#### MATERIAL FOR THIS EXERCISE
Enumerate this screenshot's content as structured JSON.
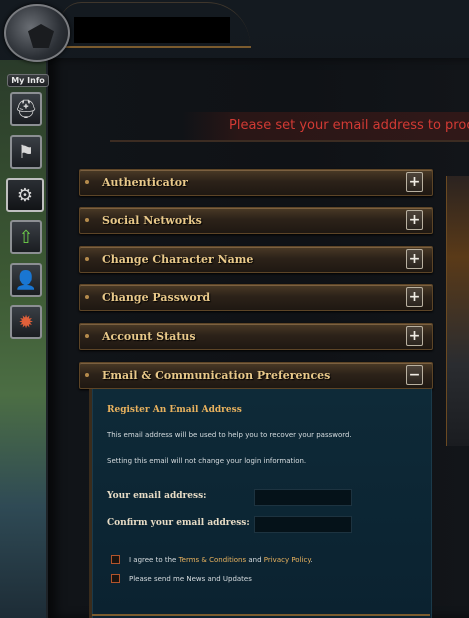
{
  "sidebar": {
    "my_info_label": "My Info",
    "tabs": [
      {
        "icon": "helmet-icon"
      },
      {
        "icon": "banner-icon"
      },
      {
        "icon": "gear-icon",
        "active": true
      },
      {
        "icon": "upgrade-arrow-icon"
      },
      {
        "icon": "add-friend-icon"
      },
      {
        "icon": "bomb-icon"
      }
    ]
  },
  "banner": {
    "text": "Please set your email address to proceed"
  },
  "accordion": [
    {
      "label": "Authenticator",
      "toggle": "+"
    },
    {
      "label": "Social Networks",
      "toggle": "+"
    },
    {
      "label": "Change Character Name",
      "toggle": "+"
    },
    {
      "label": "Change Password",
      "toggle": "+"
    },
    {
      "label": "Account Status",
      "toggle": "+"
    },
    {
      "label": "Email & Communication Preferences",
      "toggle": "−"
    }
  ],
  "email_panel": {
    "title": "Register An Email Address",
    "info1": "This email address will be used to help you to recover your password.",
    "info2": "Setting this email will not change your login information.",
    "email_label": "Your email address:",
    "email_value": "",
    "confirm_label": "Confirm your email address:",
    "confirm_value": "",
    "agree_prefix": "I agree to the ",
    "terms_link": "Terms & Conditions",
    "agree_and": " and ",
    "privacy_link": "Privacy Policy",
    "agree_suffix": ".",
    "news_label": "Please send me News and Updates"
  },
  "colors": {
    "banner_text": "#d23a34",
    "accordion_text": "#e9c98a",
    "panel_bg": "#0e2a38",
    "link": "#e9b25e"
  }
}
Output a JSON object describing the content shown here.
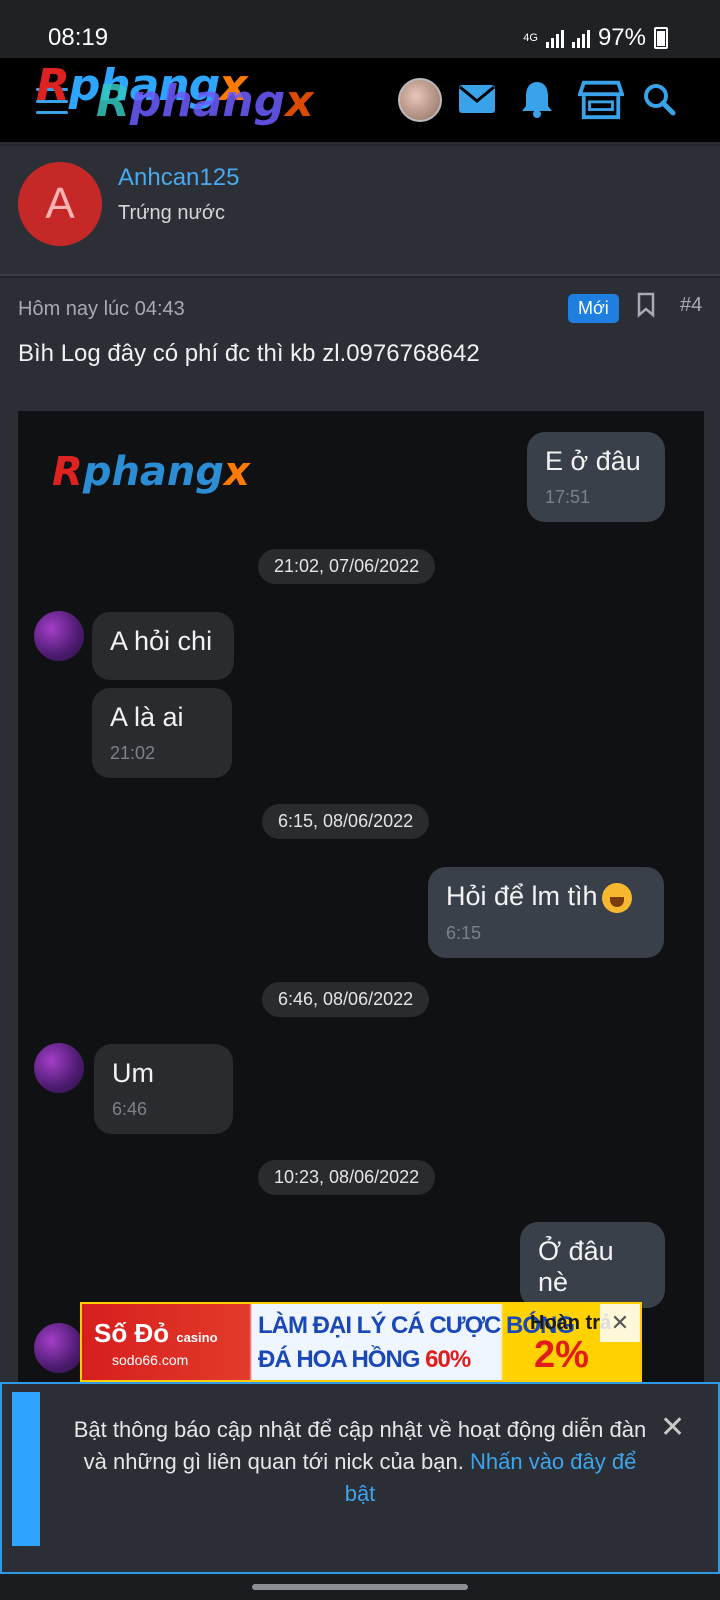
{
  "status_bar": {
    "time": "08:19",
    "network": "4G",
    "battery": "97%"
  },
  "header": {
    "logo_parts": [
      "R",
      "phang",
      "x"
    ],
    "icons": [
      "menu-icon",
      "user-avatar",
      "mail-icon",
      "bell-icon",
      "store-icon",
      "search-icon"
    ]
  },
  "author": {
    "avatar_letter": "A",
    "name": "Anhcan125",
    "title": "Trứng nước"
  },
  "post": {
    "date": "Hôm nay lúc 04:43",
    "badge": "Mới",
    "number": "#4",
    "text": "Bìh Log đây có phí đc thì kb zl.0976768642"
  },
  "chat": {
    "watermark": [
      "R",
      "phang",
      "x"
    ],
    "messages": [
      {
        "dir": "out",
        "text": "E ở đâu",
        "time": "17:51"
      },
      {
        "type": "date",
        "text": "21:02, 07/06/2022"
      },
      {
        "dir": "in",
        "text": "A hỏi chi",
        "time": ""
      },
      {
        "dir": "in",
        "text": "A là ai",
        "time": "21:02"
      },
      {
        "type": "date",
        "text": "6:15, 08/06/2022"
      },
      {
        "dir": "out",
        "text": "Hỏi để lm tìh",
        "time": "6:15"
      },
      {
        "type": "date",
        "text": "6:46, 08/06/2022"
      },
      {
        "dir": "in",
        "text": "Um",
        "time": "6:46"
      },
      {
        "type": "date",
        "text": "10:23, 08/06/2022"
      },
      {
        "dir": "out",
        "text": "Ở đâu nè",
        "time": ""
      }
    ]
  },
  "ad": {
    "brand": "Số Đỏ",
    "brand_tag": "casino",
    "site": "sodo66.com",
    "line1": "LÀM ĐẠI LÝ CÁ CƯỢC BÓNG",
    "line2": "ĐÁ HOA HỒNG",
    "line2_highlight": "60%",
    "right_label": "Hoàn trả",
    "right_value": "2%",
    "close": "✕"
  },
  "notice": {
    "text": "Bật thông báo cập nhật để cập nhật về hoạt động diễn đàn và những gì liên quan tới nick của bạn.",
    "link": "Nhấn vào đây để bật",
    "close": "✕"
  },
  "colors": {
    "accent": "#2ea3ff",
    "link": "#48a9ef",
    "avatar_red": "#c62828"
  }
}
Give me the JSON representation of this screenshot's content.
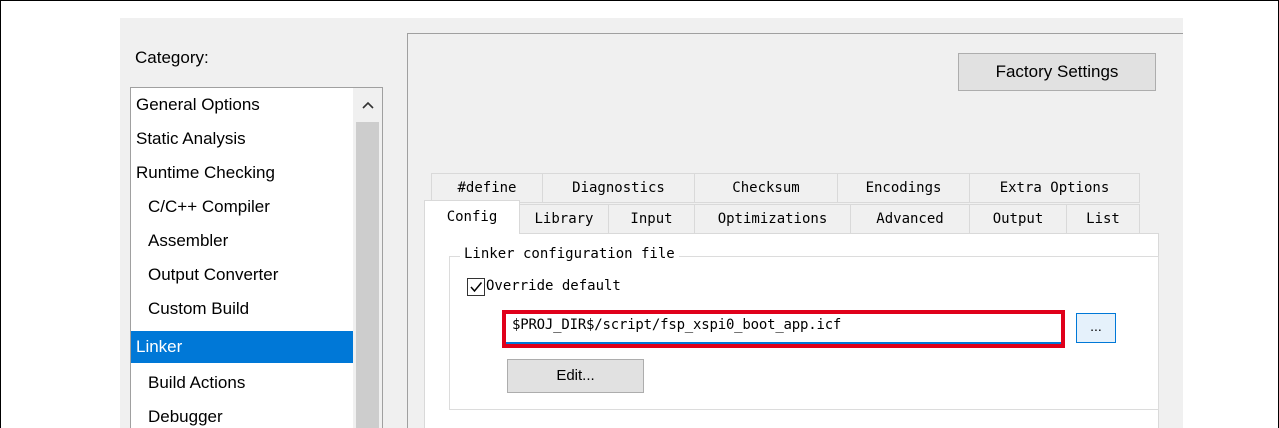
{
  "category": {
    "label": "Category:",
    "items": [
      {
        "label": "General Options",
        "selected": false
      },
      {
        "label": "Static Analysis",
        "selected": false
      },
      {
        "label": "Runtime Checking",
        "selected": false
      },
      {
        "label": "C/C++ Compiler",
        "selected": false
      },
      {
        "label": "Assembler",
        "selected": false
      },
      {
        "label": "Output Converter",
        "selected": false
      },
      {
        "label": "Custom Build",
        "selected": false
      },
      {
        "label": "Linker",
        "selected": true
      },
      {
        "label": "Build Actions",
        "selected": false
      },
      {
        "label": "Debugger",
        "selected": false
      }
    ],
    "scroll_up_icon": "chevron-up-icon"
  },
  "factory_settings_label": "Factory Settings",
  "tabs": {
    "row_back": [
      "#define",
      "Diagnostics",
      "Checksum",
      "Encodings",
      "Extra Options"
    ],
    "row_front": [
      "Config",
      "Library",
      "Input",
      "Optimizations",
      "Advanced",
      "Output",
      "List"
    ],
    "active": "Config"
  },
  "linker_config": {
    "group_title": "Linker configuration file",
    "override_label": "Override default",
    "override_checked": true,
    "path_value": "$PROJ_DIR$/script/fsp_xspi0_boot_app.icf",
    "browse_label": "...",
    "edit_label": "Edit..."
  },
  "colors": {
    "selection": "#0078d7",
    "highlight_border": "#e0001a"
  }
}
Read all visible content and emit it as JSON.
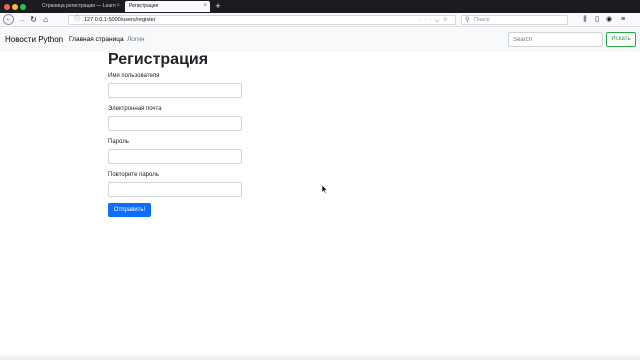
{
  "browser": {
    "tabs": [
      {
        "title": "Страница регистрации — Learn",
        "active": false
      },
      {
        "title": "Регистрация",
        "active": true
      }
    ],
    "tab_close_glyph": "×",
    "new_tab_glyph": "+",
    "url": "127.0.0.1:5000/users/register",
    "search_placeholder": "Поиск",
    "icons": [
      "back-icon",
      "forward-icon",
      "reload-icon",
      "home-icon",
      "info-icon",
      "more-icon",
      "pocket-icon",
      "bookmark-icon",
      "search-icon",
      "library-icon",
      "sidebar-icon",
      "account-icon",
      "menu-icon"
    ]
  },
  "site": {
    "brand": "Новости Python",
    "nav": {
      "home": "Главная страница",
      "login": "Логин"
    },
    "search": {
      "placeholder": "Search",
      "button": "Искать"
    }
  },
  "form": {
    "title": "Регистрация",
    "fields": [
      {
        "label": "Имя пользователя",
        "value": ""
      },
      {
        "label": "Электронная почта",
        "value": ""
      },
      {
        "label": "Пароль",
        "value": ""
      },
      {
        "label": "Повторите пароль",
        "value": ""
      }
    ],
    "submit_label": "Отправить!"
  },
  "colors": {
    "primary": "#0d6efd",
    "success": "#28a745",
    "navbar_bg": "#f8f9fa",
    "tab_strip": "#1c1b22"
  }
}
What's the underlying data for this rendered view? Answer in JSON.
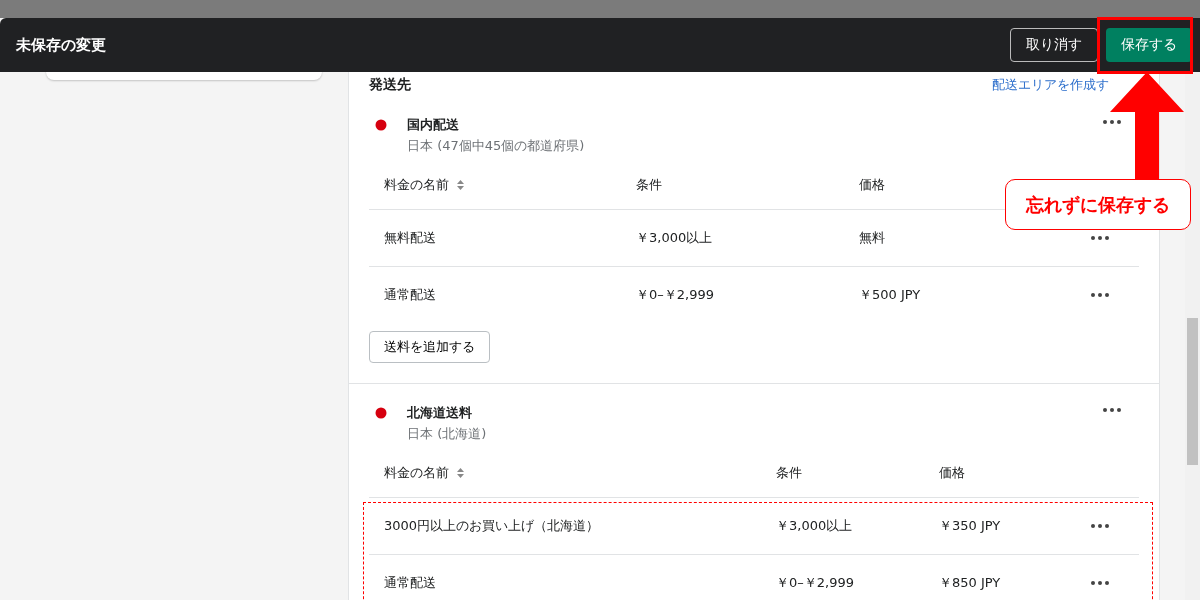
{
  "save_bar": {
    "title": "未保存の変更",
    "discard": "取り消す",
    "save": "保存する"
  },
  "shipping": {
    "title": "発送先",
    "create_link": "配送エリアを作成す",
    "zones": [
      {
        "name": "国内配送",
        "subtitle": "日本 (47個中45個の都道府県)",
        "columns": [
          "料金の名前",
          "条件",
          "価格"
        ],
        "highlighted": false,
        "add_button": "送料を追加する",
        "rows": [
          {
            "name": "無料配送",
            "condition": "￥3,000以上",
            "price": "無料"
          },
          {
            "name": "通常配送",
            "condition": "￥0–￥2,999",
            "price": "￥500 JPY"
          }
        ]
      },
      {
        "name": "北海道送料",
        "subtitle": "日本 (北海道)",
        "columns": [
          "料金の名前",
          "条件",
          "価格"
        ],
        "highlighted": true,
        "rows": [
          {
            "name": "3000円以上のお買い上げ（北海道）",
            "condition": "￥3,000以上",
            "price": "￥350 JPY"
          },
          {
            "name": "通常配送",
            "condition": "￥0–￥2,999",
            "price": "￥850 JPY"
          }
        ]
      }
    ]
  },
  "annotation": {
    "callout": "忘れずに保存する",
    "save_highlighted": true
  }
}
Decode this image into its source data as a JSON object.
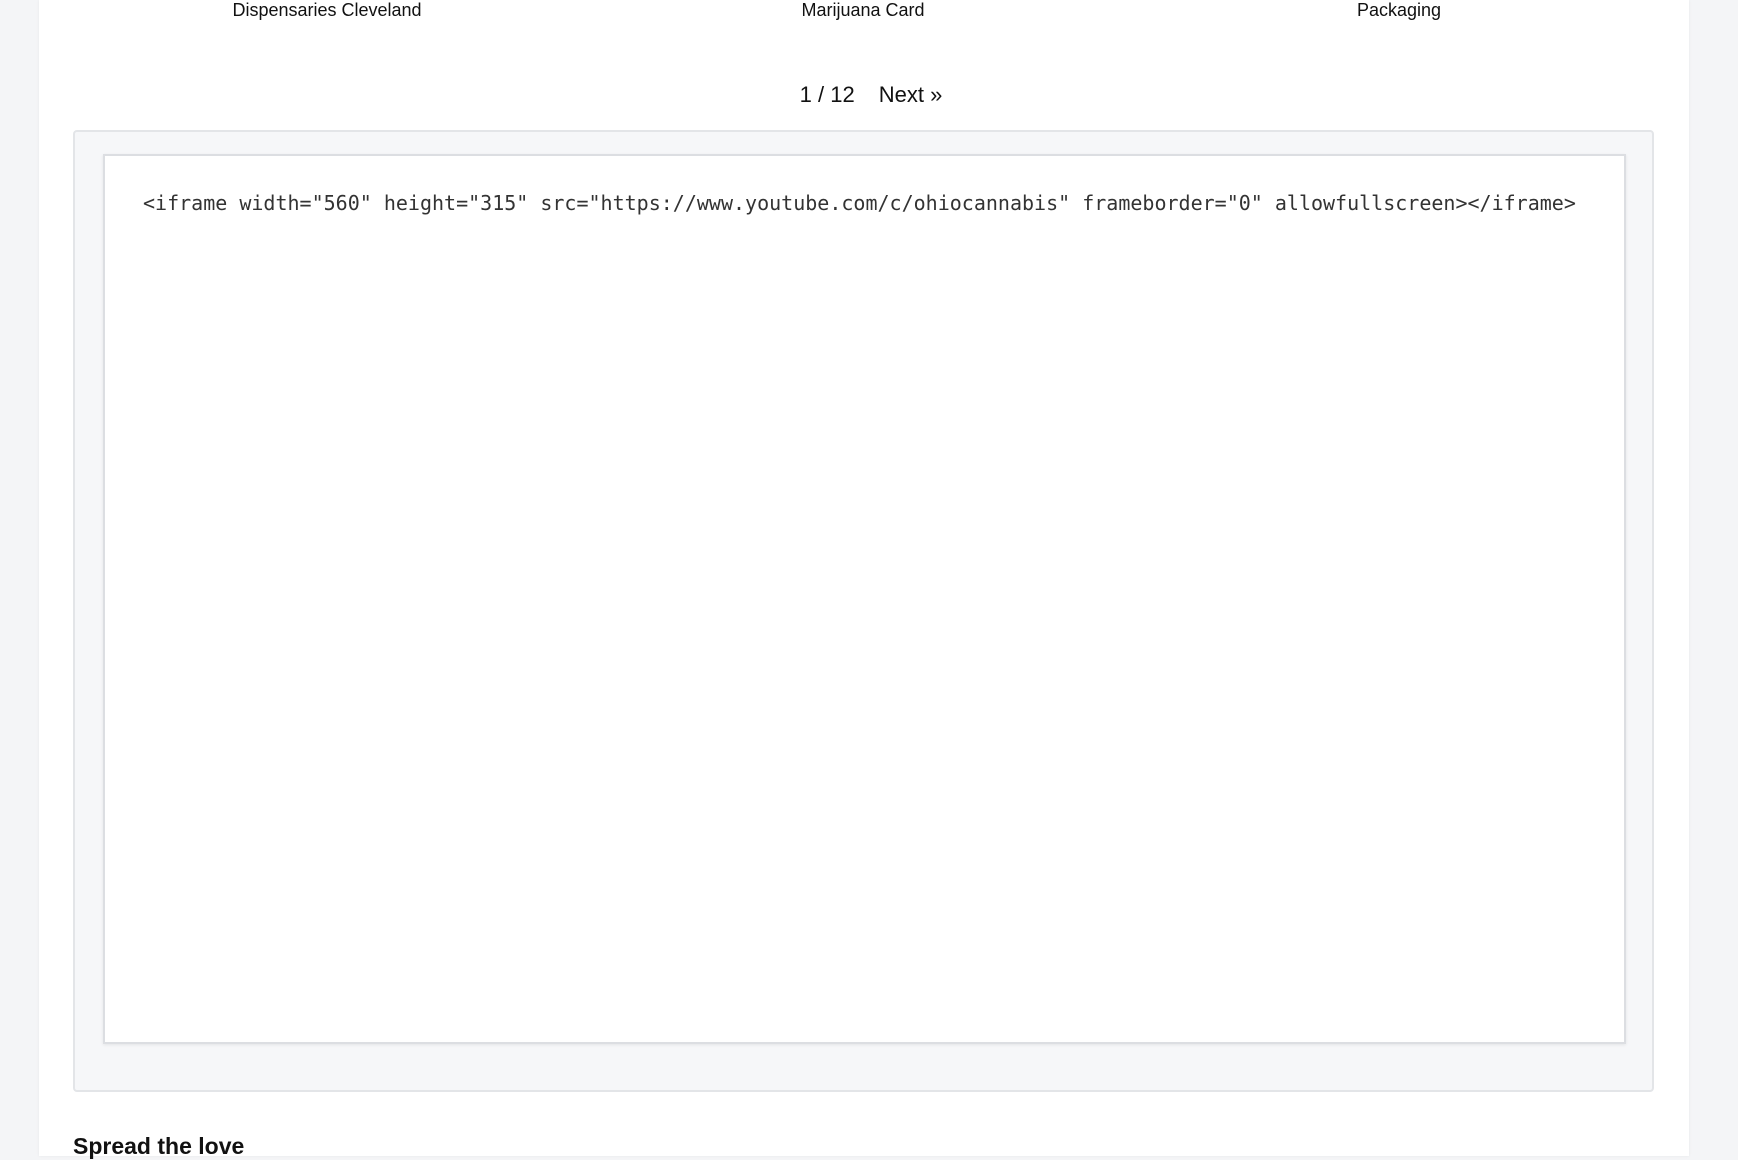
{
  "related_links": [
    {
      "label": "Dispensaries Cleveland"
    },
    {
      "label": "Marijuana Card"
    },
    {
      "label": "Packaging"
    }
  ],
  "pagination": {
    "current": "1",
    "total": "12",
    "count_text": "1 / 12",
    "next_label": "Next »"
  },
  "embed": {
    "code": "<iframe width=\"560\" height=\"315\" src=\"https://www.youtube.com/c/ohiocannabis\" frameborder=\"0\" allowfullscreen></iframe>"
  },
  "share": {
    "heading": "Spread the love"
  },
  "colors": {
    "background": "#f4f5f7",
    "card": "#ffffff",
    "frame": "#f6f7f9",
    "text": "#111111"
  }
}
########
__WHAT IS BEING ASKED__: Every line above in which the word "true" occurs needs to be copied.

__THE ANSWER__:
        "active": true
        "selected": true
    "override_checked": true,
        "active": true
        "highlighted": true,
    "save_highlighted": true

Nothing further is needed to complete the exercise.